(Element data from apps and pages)

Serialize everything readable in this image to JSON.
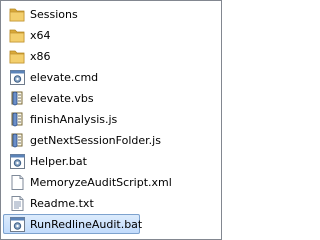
{
  "files": [
    {
      "name": "Sessions",
      "icon": "folder-icon",
      "selected": false
    },
    {
      "name": "x64",
      "icon": "folder-icon",
      "selected": false
    },
    {
      "name": "x86",
      "icon": "folder-icon",
      "selected": false
    },
    {
      "name": "elevate.cmd",
      "icon": "cmd-gear-icon",
      "selected": false
    },
    {
      "name": "elevate.vbs",
      "icon": "script-icon",
      "selected": false
    },
    {
      "name": "finishAnalysis.js",
      "icon": "script-icon",
      "selected": false
    },
    {
      "name": "getNextSessionFolder.js",
      "icon": "script-icon",
      "selected": false
    },
    {
      "name": "Helper.bat",
      "icon": "batch-gear-icon",
      "selected": false
    },
    {
      "name": "MemoryzeAuditScript.xml",
      "icon": "document-icon",
      "selected": false
    },
    {
      "name": "Readme.txt",
      "icon": "text-file-icon",
      "selected": false
    },
    {
      "name": "RunRedlineAudit.bat",
      "icon": "batch-gear-icon",
      "selected": true
    }
  ],
  "colors": {
    "folder": "#e8c25a",
    "selection": "#cce0fb",
    "selection_border": "#7da2ce",
    "frame_border": "#828790"
  }
}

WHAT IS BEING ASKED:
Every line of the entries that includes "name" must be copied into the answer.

RESPONSE TO THIS TASK:
      "name": "Sessions",
      "name": "x64",
      "name": "x86",
      "name": "elevate.cmd",
      "name": "elevate.vbs",
      "name": "finishAnalysis.js",
      "name": "getNextSessionFolder.js",
      "name": "Helper.bat",
      "name": "MemoryzeAuditScript.xml",
      "name": "Readme.txt",
      "name": "RunRedlineAudit.bat",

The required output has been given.